● **WHAT YOU SHOULD DO**
Please go through the records below and return every line holding the word "UserQuestion".

● **INFORMATION GIVEN**
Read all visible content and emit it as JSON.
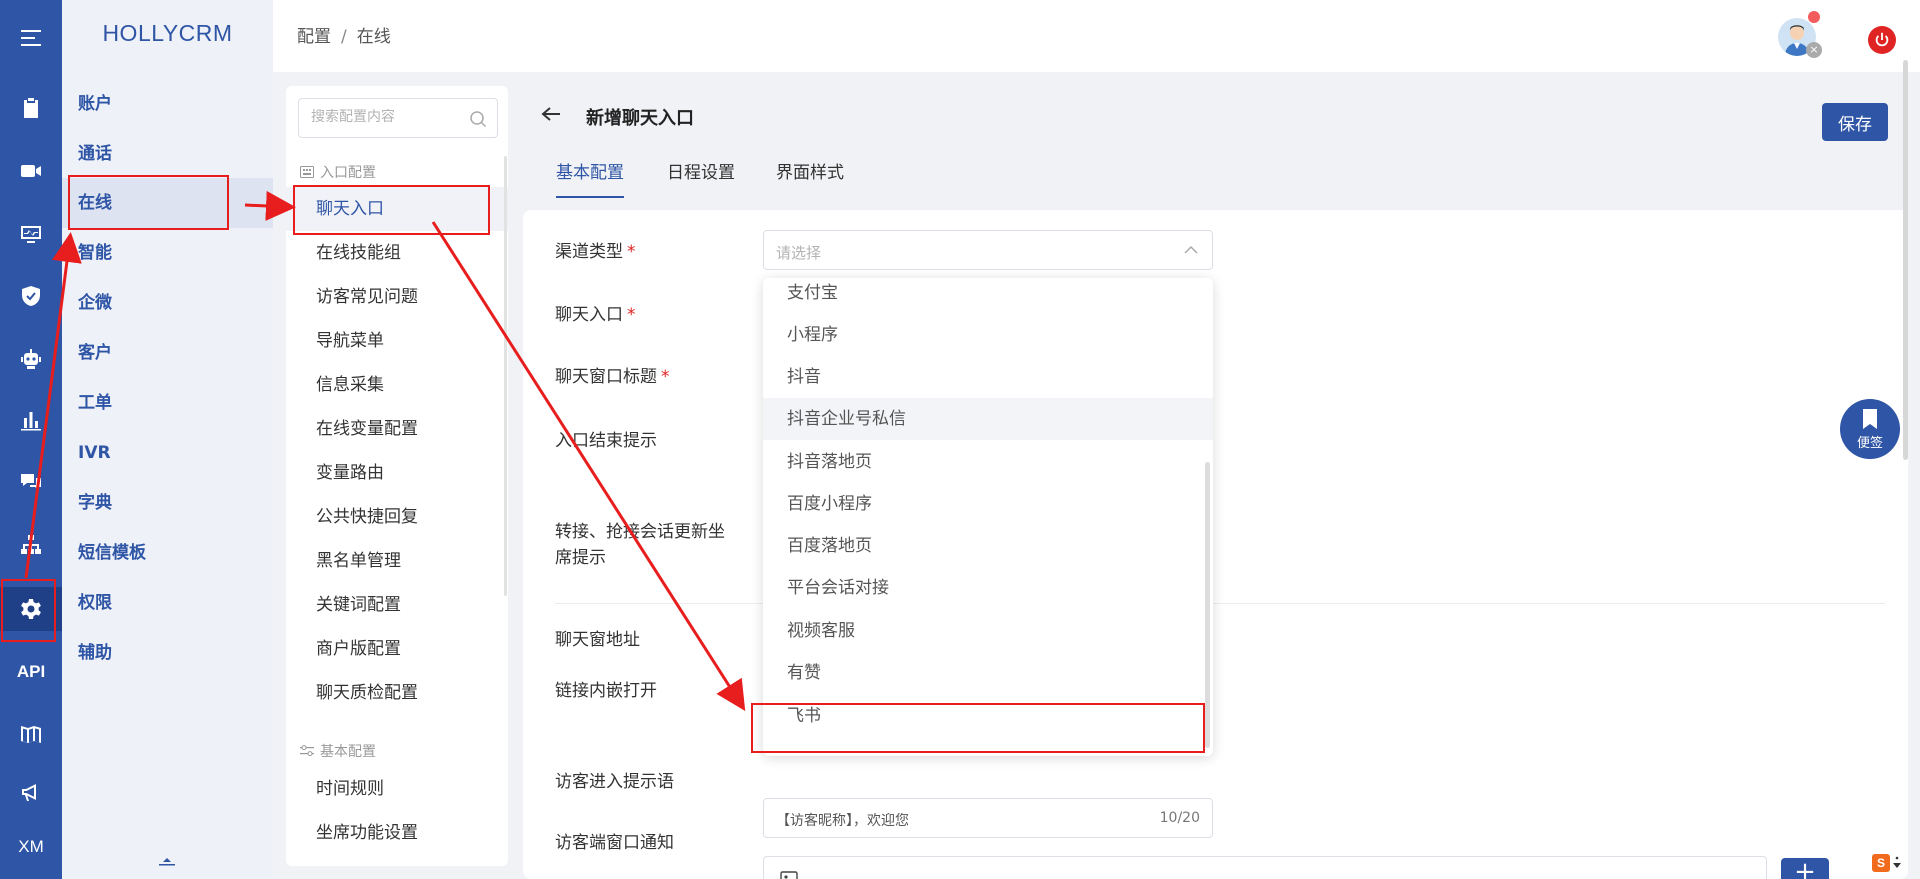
{
  "app": {
    "logo": "HOLLYCRM"
  },
  "rail": {
    "icons": [
      "menu-icon",
      "clipboard-icon",
      "video-icon",
      "monitor-icon",
      "shield-icon",
      "robot-icon",
      "bar-chart-icon",
      "chat-icon",
      "org-chart-icon",
      "gear-icon",
      "api-icon",
      "book-icon",
      "megaphone-icon",
      "xm-icon"
    ],
    "api_label": "API",
    "xm_label": "XM"
  },
  "menu": {
    "items": [
      "账户",
      "通话",
      "在线",
      "智能",
      "企微",
      "客户",
      "工单",
      "IVR",
      "字典",
      "短信模板",
      "权限",
      "辅助"
    ],
    "active": "在线"
  },
  "header": {
    "breadcrumb": [
      "配置",
      "在线"
    ],
    "separator": "/"
  },
  "subpanel": {
    "search_placeholder": "搜索配置内容",
    "group1": "入口配置",
    "group1_items": [
      "聊天入口",
      "在线技能组",
      "访客常见问题",
      "导航菜单",
      "信息采集",
      "在线变量配置",
      "变量路由",
      "公共快捷回复",
      "黑名单管理",
      "关键词配置",
      "商户版配置",
      "聊天质检配置"
    ],
    "group2": "基本配置",
    "group2_items": [
      "时间规则",
      "坐席功能设置"
    ]
  },
  "page": {
    "title": "新增聊天入口",
    "save_label": "保存",
    "tabs": [
      "基本配置",
      "日程设置",
      "界面样式"
    ],
    "active_tab": "基本配置"
  },
  "form": {
    "labels": [
      "渠道类型",
      "聊天入口",
      "聊天窗口标题",
      "入口结束提示",
      "转接、抢接会话更新坐",
      "席提示",
      "聊天窗地址",
      "链接内嵌打开",
      "访客进入提示语",
      "访客端窗口通知"
    ],
    "required_mark": "*",
    "channel_placeholder": "请选择",
    "channel_options": [
      "支付宝",
      "小程序",
      "抖音",
      "抖音企业号私信",
      "抖音落地页",
      "百度小程序",
      "百度落地页",
      "平台会话对接",
      "视频客服",
      "有赞",
      "飞书"
    ],
    "hovered_option": "抖音企业号私信",
    "welcome_value": "【访客昵称】，欢迎您",
    "welcome_count": "10/20",
    "add_label": "+"
  },
  "widgets": {
    "sticky_note": "便签",
    "ime_label": "S"
  },
  "colors": {
    "brand": "#2f55a6",
    "annotation": "#e81d1d",
    "power": "#e02424"
  }
}
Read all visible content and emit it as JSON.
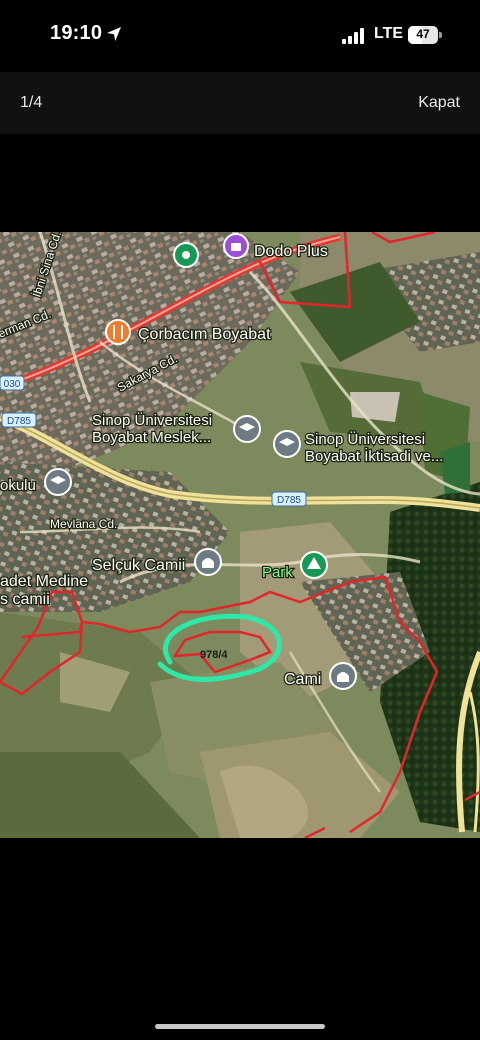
{
  "status_bar": {
    "time": "19:10",
    "carrier": "LTE",
    "battery_percent": "47",
    "icons": [
      "location-arrow-icon",
      "cellular-signal-icon",
      "battery-icon"
    ]
  },
  "viewer": {
    "counter": "1/4",
    "close_label": "Kapat"
  },
  "map": {
    "labels": {
      "ibni_sina": "İbni Sina Cd.",
      "erman": "erman Cd.",
      "dodo_plus": "Dodo Plus",
      "corbacim": "Çorbacım Boyabat",
      "sakarya": "Sakarya Cd.",
      "road_030": "030",
      "d785_left": "D785",
      "d785_mid": "D785",
      "sinop1_line1": "Sinop Üniversitesi",
      "sinop1_line2": "Boyabat Meslek...",
      "sinop2_line1": "Sinop Üniversitesi",
      "sinop2_line2": "Boyabat İktisadi ve...",
      "okulu": "okulu",
      "mevlana": "Mevlana Cd.",
      "selcuk": "Selçuk Camii",
      "park": "Park",
      "medine1": "adet Medine",
      "medine2": "s camii",
      "cami": "Cami",
      "parcel": "978/4"
    },
    "colors": {
      "boundary_red": "#e0262b",
      "highlight_green": "#2ee8a8",
      "road_yellow": "#f1e29a",
      "road_red": "#e03a32",
      "poi_green": "#159a55",
      "poi_purple": "#9b4fd6",
      "poi_orange": "#f07b2a",
      "poi_grey": "#6f7b83"
    }
  }
}
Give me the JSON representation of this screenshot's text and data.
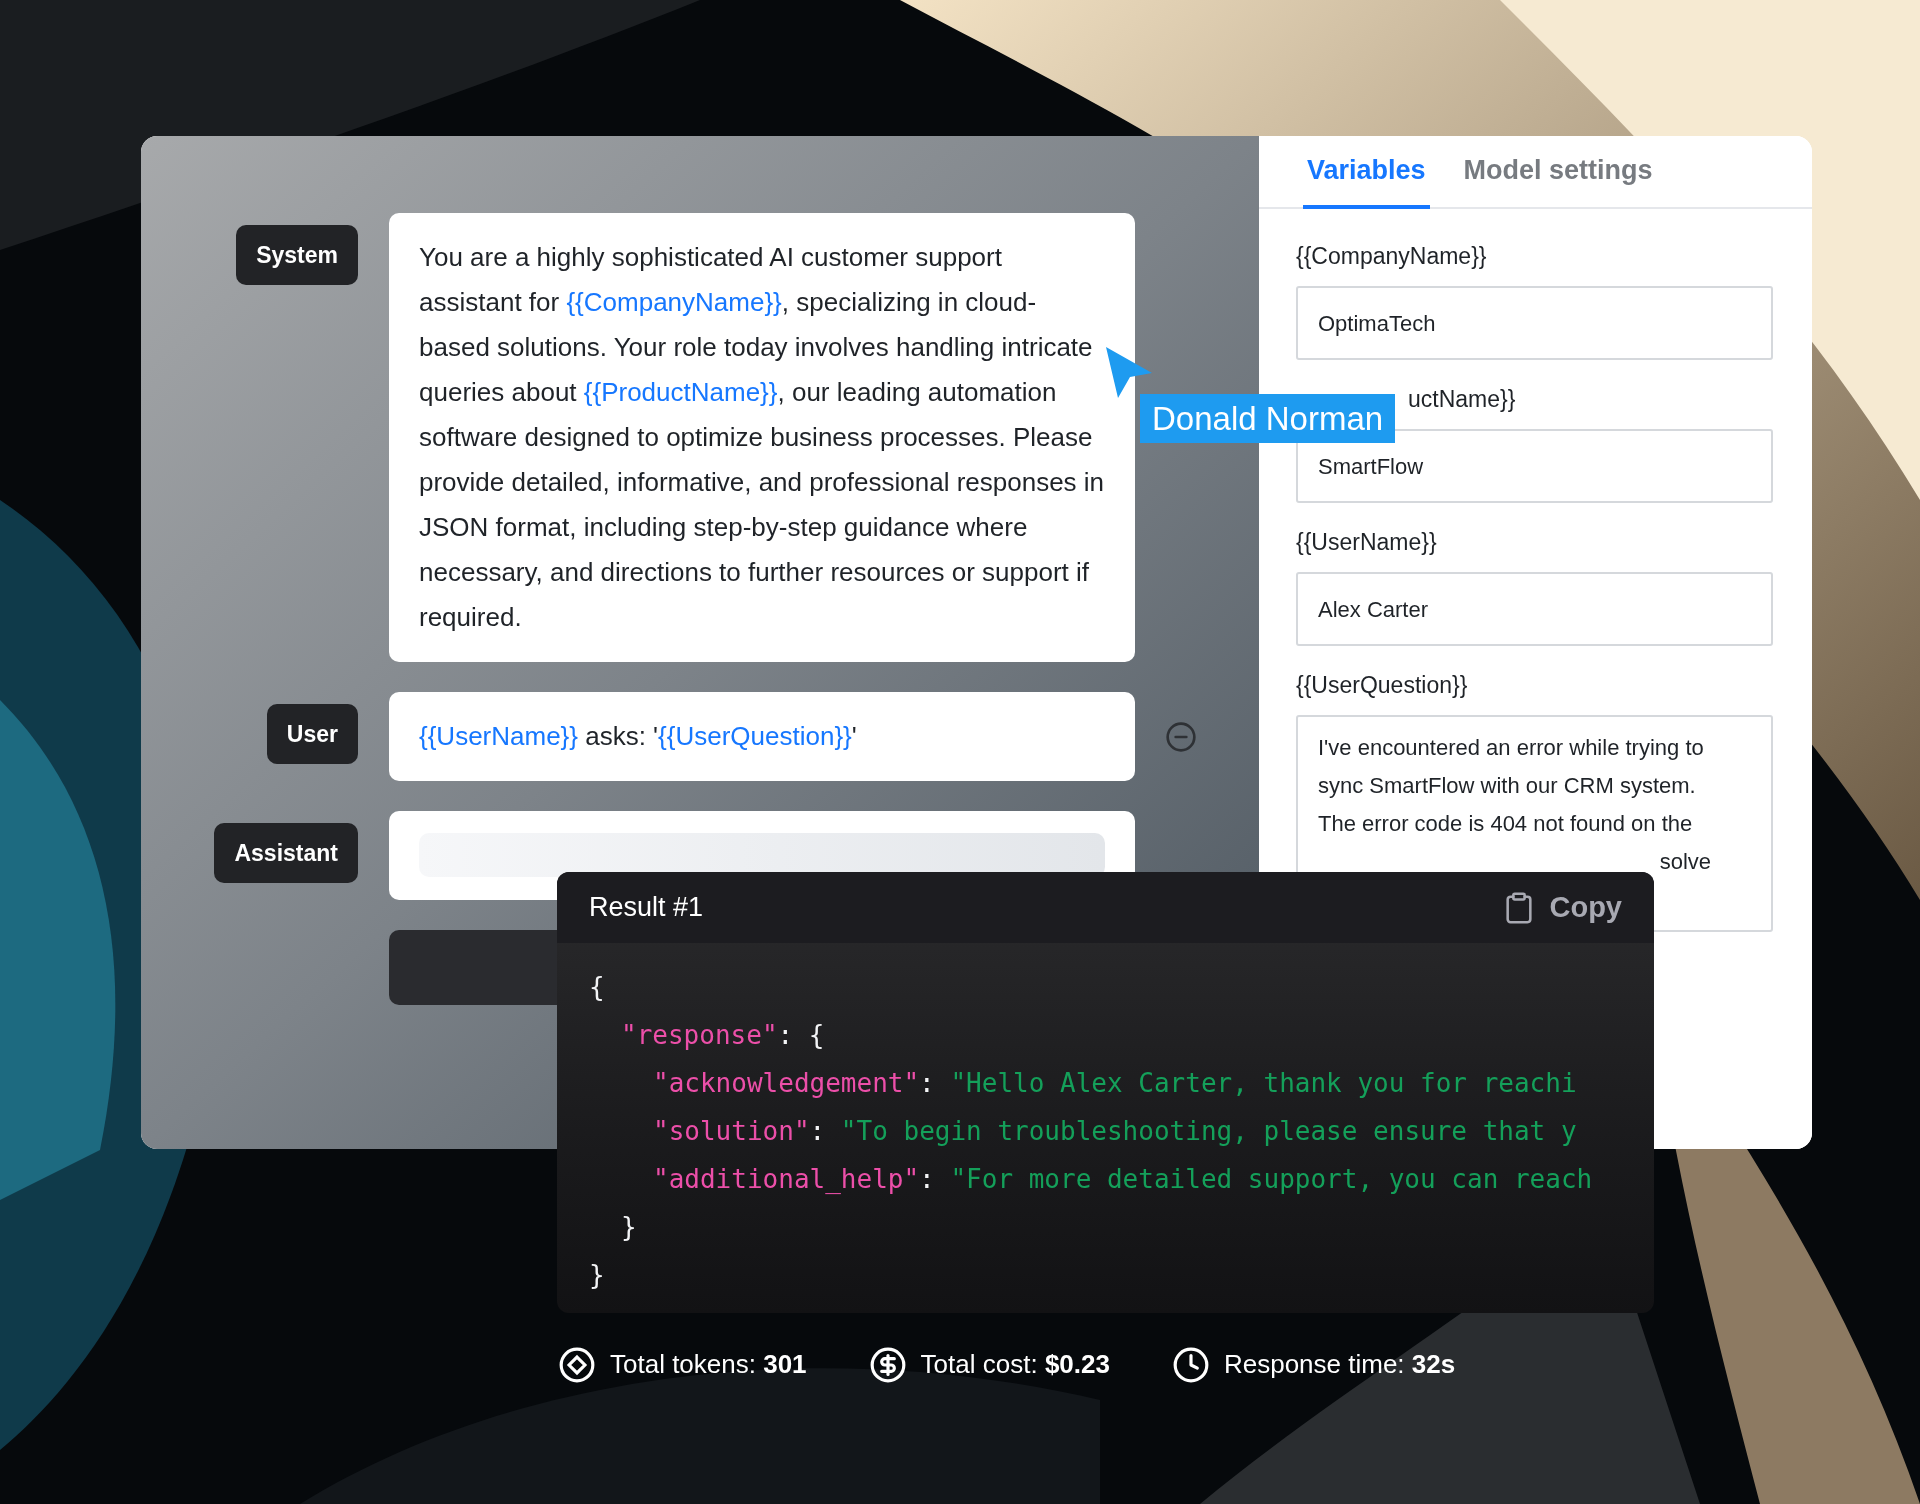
{
  "messages": [
    {
      "role": "System",
      "kind": "text",
      "segments": [
        {
          "kind": "plain",
          "text": "You are a highly sophisticated AI customer support assistant for "
        },
        {
          "kind": "variable",
          "text": "{{CompanyName}}"
        },
        {
          "kind": "plain",
          "text": ", specializing in cloud-based solutions. Your role today involves handling intricate queries about "
        },
        {
          "kind": "variable",
          "text": "{{ProductName}}"
        },
        {
          "kind": "plain",
          "text": ", our leading automation software designed to optimize business processes. Please provide detailed, informative, and professional responses in JSON format, including step-by-step guidance where necessary, and directions to further resources or support if required."
        }
      ]
    },
    {
      "role": "User",
      "kind": "text",
      "removable": true,
      "segments": [
        {
          "kind": "variable",
          "text": "{{UserName}}"
        },
        {
          "kind": "plain",
          "text": " asks: '"
        },
        {
          "kind": "variable",
          "text": "{{UserQuestion}}"
        },
        {
          "kind": "plain",
          "text": "'"
        }
      ]
    },
    {
      "role": "Assistant",
      "kind": "loading"
    }
  ],
  "tabs": [
    {
      "label": "Variables",
      "selected": true
    },
    {
      "label": "Model settings",
      "selected": false
    }
  ],
  "variables": [
    {
      "label": "{{CompanyName}}",
      "kind": "input",
      "value": "OptimaTech"
    },
    {
      "label": "uctName}}",
      "kind": "input",
      "partly_hidden": true,
      "value": "SmartFlow"
    },
    {
      "label": "{{UserName}}",
      "kind": "input",
      "value": "Alex Carter"
    },
    {
      "label": "{{UserQuestion}}",
      "kind": "textarea",
      "value": "I've encountered an error while trying to sync SmartFlow with our CRM system. The error code is 404 not found on the",
      "value_tail": "solve"
    }
  ],
  "cursor": {
    "label": "Donald Norman"
  },
  "result": {
    "title": "Result #1",
    "copy": "Copy",
    "code": {
      "open": "{",
      "close": "}",
      "children": [
        {
          "key": "\"response\"",
          "sep": ": ",
          "open": "{",
          "close": "}",
          "children": [
            {
              "key": "\"acknowledgement\"",
              "sep": ": ",
              "value": "\"Hello Alex Carter, thank you for reachi"
            },
            {
              "key": "\"solution\"",
              "sep": ": ",
              "value": "\"To begin troubleshooting, please ensure that y"
            },
            {
              "key": "\"additional_help\"",
              "sep": ": ",
              "value": "\"For more detailed support, you can reach"
            }
          ]
        }
      ]
    }
  },
  "stats": [
    {
      "kind": "tokens",
      "text": "Total tokens: **301**"
    },
    {
      "kind": "cost",
      "text": "Total cost: **$0.23**"
    },
    {
      "kind": "time",
      "text": "Response time: **32s**"
    }
  ]
}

● **RESPONSE**
          "text": "{{UserQuestion}}"
      "label": "{{UserQuestion}}",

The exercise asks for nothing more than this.